Give back the full set of entries that follows, exactly as written.

*** Opening RECORDS SHOWN ***

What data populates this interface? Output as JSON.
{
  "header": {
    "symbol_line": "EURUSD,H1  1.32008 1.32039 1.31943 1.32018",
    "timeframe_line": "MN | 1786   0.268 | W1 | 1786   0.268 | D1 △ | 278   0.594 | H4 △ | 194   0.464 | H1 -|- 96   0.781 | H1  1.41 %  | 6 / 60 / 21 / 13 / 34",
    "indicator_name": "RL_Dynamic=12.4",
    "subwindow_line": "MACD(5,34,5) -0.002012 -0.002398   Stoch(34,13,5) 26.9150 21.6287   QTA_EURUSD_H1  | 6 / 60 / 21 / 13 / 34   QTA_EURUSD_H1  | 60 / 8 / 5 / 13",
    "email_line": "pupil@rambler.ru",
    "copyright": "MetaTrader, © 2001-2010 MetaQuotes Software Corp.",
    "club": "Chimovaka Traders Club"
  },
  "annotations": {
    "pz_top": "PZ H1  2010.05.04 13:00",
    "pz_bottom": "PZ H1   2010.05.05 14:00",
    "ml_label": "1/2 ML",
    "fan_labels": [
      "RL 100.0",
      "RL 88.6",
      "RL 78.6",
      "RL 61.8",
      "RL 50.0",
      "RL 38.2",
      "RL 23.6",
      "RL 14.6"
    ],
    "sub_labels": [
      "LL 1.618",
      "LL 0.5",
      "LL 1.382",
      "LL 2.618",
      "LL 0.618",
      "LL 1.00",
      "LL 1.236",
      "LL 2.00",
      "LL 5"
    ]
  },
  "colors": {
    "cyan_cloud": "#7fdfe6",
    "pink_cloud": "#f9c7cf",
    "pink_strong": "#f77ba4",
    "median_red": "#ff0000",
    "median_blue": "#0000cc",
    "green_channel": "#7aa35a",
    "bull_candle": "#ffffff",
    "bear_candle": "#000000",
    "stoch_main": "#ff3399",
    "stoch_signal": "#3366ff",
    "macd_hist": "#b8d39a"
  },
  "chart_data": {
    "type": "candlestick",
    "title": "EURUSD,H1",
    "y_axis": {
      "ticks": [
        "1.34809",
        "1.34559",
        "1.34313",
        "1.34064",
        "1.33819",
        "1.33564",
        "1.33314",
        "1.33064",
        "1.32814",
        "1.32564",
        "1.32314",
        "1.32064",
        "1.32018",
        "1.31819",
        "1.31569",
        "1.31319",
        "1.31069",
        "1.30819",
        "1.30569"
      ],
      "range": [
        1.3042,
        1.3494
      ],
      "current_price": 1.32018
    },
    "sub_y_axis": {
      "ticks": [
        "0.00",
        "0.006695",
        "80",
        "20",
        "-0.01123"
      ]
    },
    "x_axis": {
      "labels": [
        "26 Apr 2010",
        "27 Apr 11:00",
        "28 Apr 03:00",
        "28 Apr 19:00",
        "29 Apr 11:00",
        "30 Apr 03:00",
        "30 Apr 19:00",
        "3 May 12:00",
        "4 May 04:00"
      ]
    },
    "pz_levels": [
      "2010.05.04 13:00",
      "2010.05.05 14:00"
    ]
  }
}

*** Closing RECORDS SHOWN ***

→ **WRITTEN RESPONSE**:
What data populates this interface? Output as JSON.
{
  "header": {
    "symbol_line": "EURUSD,H1  1.32008 1.32039 1.31943 1.32018",
    "timeframe_line": "MN | 1786   0.268 | W1 | 1786   0.268 | D1 △ | 278   0.594 | H4 △ | 194   0.464 | H1 -|- 96   0.781 | H1  1.41 %  | 6 / 60 / 21 / 13 / 34",
    "indicator_name": "RL_Dynamic=12.4",
    "subwindow_line": "MACD(5,34,5) -0.002012 -0.002398   Stoch(34,13,5) 26.9150 21.6287   QTA_EURUSD_H1  | 6 / 60 / 21 / 13 / 34   QTA_EURUSD_H1  | 60 / 8 / 5 / 13",
    "email_line": "pupil@rambler.ru",
    "copyright": "MetaTrader, © 2001-2010 MetaQuotes Software Corp.",
    "club": "Chimovaka Traders Club"
  },
  "annotations": {
    "pz_top": "PZ H1  2010.05.04 13:00",
    "pz_bottom": "PZ H1   2010.05.05 14:00",
    "ml_label": "1/2 ML",
    "fan_labels": [
      "RL 100.0",
      "RL 88.6",
      "RL 78.6",
      "RL 61.8",
      "RL 50.0",
      "RL 38.2",
      "RL 23.6",
      "RL 14.6"
    ],
    "sub_labels": [
      "LL 1.618",
      "LL 0.5",
      "LL 1.382",
      "LL 2.618",
      "LL 0.618",
      "LL 1.00",
      "LL 1.236",
      "LL 2.00",
      "LL 5"
    ]
  },
  "colors": {
    "cyan_cloud": "#7fdfe6",
    "pink_cloud": "#f9c7cf",
    "pink_strong": "#f77ba4",
    "median_red": "#ff0000",
    "median_blue": "#0000cc",
    "green_channel": "#7aa35a",
    "bull_candle": "#ffffff",
    "bear_candle": "#000000",
    "stoch_main": "#ff3399",
    "stoch_signal": "#3366ff",
    "macd_hist": "#b8d39a"
  },
  "chart_data": {
    "type": "candlestick",
    "title": "EURUSD,H1",
    "y_axis": {
      "ticks": [
        "1.34809",
        "1.34559",
        "1.34313",
        "1.34064",
        "1.33819",
        "1.33564",
        "1.33314",
        "1.33064",
        "1.32814",
        "1.32564",
        "1.32314",
        "1.32064",
        "1.32018",
        "1.31819",
        "1.31569",
        "1.31319",
        "1.31069",
        "1.30819",
        "1.30569"
      ],
      "range": [
        1.3042,
        1.3494
      ],
      "current_price": 1.32018
    },
    "sub_y_axis": {
      "ticks": [
        "0.00",
        "0.006695",
        "80",
        "20",
        "-0.01123"
      ]
    },
    "x_axis": {
      "labels": [
        "26 Apr 2010",
        "27 Apr 11:00",
        "28 Apr 03:00",
        "28 Apr 19:00",
        "29 Apr 11:00",
        "30 Apr 03:00",
        "30 Apr 19:00",
        "3 May 12:00",
        "4 May 04:00"
      ]
    },
    "pz_levels": [
      "2010.05.04 13:00",
      "2010.05.05 14:00"
    ]
  }
}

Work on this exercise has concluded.